#### ABOUT THIS EXERCISE:
Return each line of the entries that mentions the word "past".

————————

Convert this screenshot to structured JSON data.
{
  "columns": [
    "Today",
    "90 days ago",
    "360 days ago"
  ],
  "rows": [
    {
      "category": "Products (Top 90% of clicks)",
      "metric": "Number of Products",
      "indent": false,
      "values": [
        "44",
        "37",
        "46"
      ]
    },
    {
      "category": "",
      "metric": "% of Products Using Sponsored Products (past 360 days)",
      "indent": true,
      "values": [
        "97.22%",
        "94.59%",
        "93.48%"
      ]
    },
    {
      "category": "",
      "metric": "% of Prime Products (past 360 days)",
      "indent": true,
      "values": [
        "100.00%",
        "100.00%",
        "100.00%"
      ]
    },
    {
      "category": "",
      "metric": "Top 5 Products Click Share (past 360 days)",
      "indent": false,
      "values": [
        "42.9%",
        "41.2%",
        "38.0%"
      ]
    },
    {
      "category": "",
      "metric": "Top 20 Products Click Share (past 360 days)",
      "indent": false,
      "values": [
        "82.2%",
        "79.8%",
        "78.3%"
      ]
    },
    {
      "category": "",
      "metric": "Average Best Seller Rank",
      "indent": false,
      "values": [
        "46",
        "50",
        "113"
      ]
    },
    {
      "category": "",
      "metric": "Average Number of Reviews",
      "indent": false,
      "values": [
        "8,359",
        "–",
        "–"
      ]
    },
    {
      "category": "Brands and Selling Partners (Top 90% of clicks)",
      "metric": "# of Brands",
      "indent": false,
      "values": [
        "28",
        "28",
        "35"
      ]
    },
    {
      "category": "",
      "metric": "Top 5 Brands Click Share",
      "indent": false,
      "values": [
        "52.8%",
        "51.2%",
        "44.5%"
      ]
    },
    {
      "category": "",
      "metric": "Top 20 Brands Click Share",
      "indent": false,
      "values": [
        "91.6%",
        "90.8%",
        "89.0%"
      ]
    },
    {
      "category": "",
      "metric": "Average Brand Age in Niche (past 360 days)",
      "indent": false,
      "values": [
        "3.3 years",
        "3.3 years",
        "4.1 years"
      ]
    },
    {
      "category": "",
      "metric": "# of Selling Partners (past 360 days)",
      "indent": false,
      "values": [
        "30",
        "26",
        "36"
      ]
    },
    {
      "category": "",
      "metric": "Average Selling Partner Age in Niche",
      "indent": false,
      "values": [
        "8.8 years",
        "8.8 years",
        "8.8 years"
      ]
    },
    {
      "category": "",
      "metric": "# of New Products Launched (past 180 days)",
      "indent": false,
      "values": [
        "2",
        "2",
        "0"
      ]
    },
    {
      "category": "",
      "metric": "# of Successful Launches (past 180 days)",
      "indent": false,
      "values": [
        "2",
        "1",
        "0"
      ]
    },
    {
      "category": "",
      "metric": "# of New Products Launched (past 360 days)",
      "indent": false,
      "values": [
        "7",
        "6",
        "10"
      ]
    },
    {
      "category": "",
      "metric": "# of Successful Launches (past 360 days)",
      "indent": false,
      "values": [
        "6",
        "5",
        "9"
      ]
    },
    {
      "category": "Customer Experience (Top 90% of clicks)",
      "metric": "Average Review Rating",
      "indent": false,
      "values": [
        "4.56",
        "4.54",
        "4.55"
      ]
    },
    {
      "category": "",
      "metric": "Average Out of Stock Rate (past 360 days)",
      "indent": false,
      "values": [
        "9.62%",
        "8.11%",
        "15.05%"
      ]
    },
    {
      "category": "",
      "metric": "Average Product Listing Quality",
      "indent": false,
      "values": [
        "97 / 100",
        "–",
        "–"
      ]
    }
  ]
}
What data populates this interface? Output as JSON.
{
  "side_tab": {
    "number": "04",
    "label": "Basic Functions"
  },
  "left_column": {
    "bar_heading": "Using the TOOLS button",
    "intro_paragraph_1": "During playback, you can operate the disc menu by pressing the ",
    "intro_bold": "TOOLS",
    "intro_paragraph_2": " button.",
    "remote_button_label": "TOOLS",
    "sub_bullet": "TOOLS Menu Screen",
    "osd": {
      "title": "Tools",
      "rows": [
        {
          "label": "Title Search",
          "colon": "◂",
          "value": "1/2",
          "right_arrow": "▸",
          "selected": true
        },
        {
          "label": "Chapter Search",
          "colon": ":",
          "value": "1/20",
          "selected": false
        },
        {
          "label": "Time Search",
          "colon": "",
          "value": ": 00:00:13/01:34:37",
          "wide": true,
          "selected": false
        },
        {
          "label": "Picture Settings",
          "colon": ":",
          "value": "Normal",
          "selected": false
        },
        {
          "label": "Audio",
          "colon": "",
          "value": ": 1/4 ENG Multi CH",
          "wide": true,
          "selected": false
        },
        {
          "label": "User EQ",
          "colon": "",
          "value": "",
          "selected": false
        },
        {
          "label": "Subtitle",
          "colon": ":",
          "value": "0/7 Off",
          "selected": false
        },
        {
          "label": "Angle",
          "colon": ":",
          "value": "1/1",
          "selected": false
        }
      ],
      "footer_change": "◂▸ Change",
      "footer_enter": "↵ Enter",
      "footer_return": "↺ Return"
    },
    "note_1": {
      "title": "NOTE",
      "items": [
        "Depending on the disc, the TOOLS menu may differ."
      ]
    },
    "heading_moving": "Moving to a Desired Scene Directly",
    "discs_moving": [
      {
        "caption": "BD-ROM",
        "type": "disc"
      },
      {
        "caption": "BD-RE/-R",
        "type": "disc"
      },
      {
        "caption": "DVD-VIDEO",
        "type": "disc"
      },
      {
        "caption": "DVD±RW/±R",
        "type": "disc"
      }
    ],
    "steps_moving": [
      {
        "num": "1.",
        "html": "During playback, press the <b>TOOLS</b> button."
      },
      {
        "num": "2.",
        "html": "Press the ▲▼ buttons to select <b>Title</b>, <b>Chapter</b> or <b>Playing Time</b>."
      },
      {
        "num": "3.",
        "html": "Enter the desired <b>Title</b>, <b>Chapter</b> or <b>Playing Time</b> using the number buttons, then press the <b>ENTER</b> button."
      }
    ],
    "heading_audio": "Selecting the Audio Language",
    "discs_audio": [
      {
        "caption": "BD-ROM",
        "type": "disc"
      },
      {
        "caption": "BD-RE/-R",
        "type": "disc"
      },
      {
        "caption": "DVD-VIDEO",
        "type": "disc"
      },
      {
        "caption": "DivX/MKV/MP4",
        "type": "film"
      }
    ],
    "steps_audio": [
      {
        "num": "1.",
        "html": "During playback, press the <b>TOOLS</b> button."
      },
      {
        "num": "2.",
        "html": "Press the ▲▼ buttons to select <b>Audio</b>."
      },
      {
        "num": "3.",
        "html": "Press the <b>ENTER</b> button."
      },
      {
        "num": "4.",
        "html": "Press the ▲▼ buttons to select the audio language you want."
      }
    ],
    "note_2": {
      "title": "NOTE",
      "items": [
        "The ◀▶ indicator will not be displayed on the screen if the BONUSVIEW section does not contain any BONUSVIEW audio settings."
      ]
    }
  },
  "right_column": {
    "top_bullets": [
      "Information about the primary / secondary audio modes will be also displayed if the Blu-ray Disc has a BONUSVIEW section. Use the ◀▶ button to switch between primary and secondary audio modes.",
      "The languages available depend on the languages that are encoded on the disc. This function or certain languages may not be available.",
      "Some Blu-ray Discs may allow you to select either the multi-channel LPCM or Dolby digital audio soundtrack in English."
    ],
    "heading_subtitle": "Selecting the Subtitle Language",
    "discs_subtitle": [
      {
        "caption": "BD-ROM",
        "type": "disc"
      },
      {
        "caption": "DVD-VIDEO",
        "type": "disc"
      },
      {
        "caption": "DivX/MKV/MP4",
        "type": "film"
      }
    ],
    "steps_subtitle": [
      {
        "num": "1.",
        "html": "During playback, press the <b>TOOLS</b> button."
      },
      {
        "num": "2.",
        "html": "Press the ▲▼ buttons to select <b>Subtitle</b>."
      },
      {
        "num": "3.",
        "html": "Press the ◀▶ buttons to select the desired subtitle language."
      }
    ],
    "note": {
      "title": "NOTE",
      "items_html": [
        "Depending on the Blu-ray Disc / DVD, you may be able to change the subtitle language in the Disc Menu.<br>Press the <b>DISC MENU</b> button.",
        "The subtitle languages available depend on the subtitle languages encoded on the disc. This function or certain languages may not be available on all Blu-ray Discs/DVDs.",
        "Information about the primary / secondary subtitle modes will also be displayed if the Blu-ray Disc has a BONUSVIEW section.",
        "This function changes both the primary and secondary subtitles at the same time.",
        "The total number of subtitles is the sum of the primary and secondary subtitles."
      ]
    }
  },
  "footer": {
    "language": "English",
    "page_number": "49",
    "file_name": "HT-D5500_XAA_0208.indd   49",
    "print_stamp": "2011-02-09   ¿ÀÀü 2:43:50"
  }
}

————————

#### TASK RESPONSE:
      "metric": "% of Products Using Sponsored Products (past 360 days)",
      "metric": "% of Prime Products (past 360 days)",
      "metric": "Top 5 Products Click Share (past 360 days)",
      "metric": "Top 20 Products Click Share (past 360 days)",
      "metric": "Average Brand Age in Niche (past 360 days)",
      "metric": "# of Selling Partners (past 360 days)",
      "metric": "# of New Products Launched (past 180 days)",
      "metric": "# of Successful Launches (past 180 days)",
      "metric": "# of New Products Launched (past 360 days)",
      "metric": "# of Successful Launches (past 360 days)",
      "metric": "Average Out of Stock Rate (past 360 days)",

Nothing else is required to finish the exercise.